Peter may well have been reeling from what he encountered as he was only trying to protect Jesus from the violence and hatred that Jesus knew was to come. We too may well be reeling from the violence and hatred that we hear and experience daily. But God has not left us orphaned or abandoned in the midst of all of this. We are a gifted people. God gave us his son – the very best gift – and made the sacrifice so that we might know love, forgiveness, freedom, and have the opportunity and responsibility to give back – to realize that we have new life in Jesus Christ. All things are made new through this sacrifice of love. And because we are a blessed and gifted people, we can offer that to others who need life-giving love and hope in the midst of violence, war, discrimination and hatred, and power that takes life away from those who already have so little. We can multiply the impact of God’s gift by the way we live out the love we have from God. We can help others to imagine that they are loved and whole in our broken world. There is good news! We know that good news! I hope you can imagine it and help others imagine it as well. Can you imagine that love is more powerful than hate? Can you imagine that even small acts of love and generosity challenge the world order to introduce a different reality? Can you imagine that God raised Jesus from the dead and that is good news. We can see it, we can taste it, and we can believe it that the life-giving promises of the Messiah – Jesus Christ – came not to give us what we want but what we need. The circle of life leads us from despair to love and hope. We are reflections of that love and hope. Imagine that! Thanks be to God. Amen

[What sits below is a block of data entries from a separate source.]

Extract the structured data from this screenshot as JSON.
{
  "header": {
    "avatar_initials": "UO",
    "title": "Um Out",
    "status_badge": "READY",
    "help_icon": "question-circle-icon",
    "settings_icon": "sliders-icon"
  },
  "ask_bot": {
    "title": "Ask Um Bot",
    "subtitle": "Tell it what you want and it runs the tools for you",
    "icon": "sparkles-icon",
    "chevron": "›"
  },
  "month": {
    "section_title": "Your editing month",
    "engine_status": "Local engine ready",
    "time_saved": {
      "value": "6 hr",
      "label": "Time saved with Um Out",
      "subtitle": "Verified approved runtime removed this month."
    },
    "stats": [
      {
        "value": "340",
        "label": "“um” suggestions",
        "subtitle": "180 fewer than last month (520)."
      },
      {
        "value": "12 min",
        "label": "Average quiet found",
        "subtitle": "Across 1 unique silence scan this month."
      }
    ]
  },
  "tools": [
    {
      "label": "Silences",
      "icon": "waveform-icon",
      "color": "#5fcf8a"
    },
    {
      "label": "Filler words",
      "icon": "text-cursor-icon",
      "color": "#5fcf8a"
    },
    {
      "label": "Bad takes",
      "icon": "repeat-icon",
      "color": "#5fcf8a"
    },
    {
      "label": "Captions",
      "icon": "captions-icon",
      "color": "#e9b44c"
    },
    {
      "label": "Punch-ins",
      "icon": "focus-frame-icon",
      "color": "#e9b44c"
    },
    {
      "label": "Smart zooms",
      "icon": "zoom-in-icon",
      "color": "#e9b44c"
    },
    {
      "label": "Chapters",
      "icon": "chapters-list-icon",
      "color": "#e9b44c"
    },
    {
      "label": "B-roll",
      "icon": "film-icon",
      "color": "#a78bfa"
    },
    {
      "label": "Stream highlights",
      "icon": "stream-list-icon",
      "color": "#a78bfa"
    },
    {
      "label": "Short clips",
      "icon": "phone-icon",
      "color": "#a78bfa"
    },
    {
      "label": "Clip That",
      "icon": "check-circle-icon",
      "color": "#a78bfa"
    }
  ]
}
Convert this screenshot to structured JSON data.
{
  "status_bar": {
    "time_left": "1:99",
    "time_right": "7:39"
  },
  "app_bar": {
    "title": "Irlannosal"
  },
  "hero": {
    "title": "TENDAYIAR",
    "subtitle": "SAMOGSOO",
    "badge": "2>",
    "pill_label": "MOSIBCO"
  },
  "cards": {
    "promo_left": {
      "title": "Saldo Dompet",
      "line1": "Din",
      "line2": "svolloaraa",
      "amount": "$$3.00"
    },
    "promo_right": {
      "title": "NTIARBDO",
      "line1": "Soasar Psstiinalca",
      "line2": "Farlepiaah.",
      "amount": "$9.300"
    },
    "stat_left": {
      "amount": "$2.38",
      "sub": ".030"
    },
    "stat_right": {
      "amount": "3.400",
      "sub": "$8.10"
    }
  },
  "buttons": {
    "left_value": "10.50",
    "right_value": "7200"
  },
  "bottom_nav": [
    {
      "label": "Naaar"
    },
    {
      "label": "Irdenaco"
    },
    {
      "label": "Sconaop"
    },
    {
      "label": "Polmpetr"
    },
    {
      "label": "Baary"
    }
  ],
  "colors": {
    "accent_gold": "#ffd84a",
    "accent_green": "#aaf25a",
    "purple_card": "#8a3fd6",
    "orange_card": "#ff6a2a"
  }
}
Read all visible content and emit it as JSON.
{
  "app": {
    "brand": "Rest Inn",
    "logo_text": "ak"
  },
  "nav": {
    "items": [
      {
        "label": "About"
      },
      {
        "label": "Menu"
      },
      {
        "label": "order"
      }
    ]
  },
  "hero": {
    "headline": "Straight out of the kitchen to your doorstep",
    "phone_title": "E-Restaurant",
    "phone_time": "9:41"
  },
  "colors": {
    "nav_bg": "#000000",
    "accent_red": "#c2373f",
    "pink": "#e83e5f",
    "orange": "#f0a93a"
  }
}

Texts:

Jeremiah 15: 15-21
Psalm 26: 1-8
Romans 12: 9-21
Matthew 16: 21-28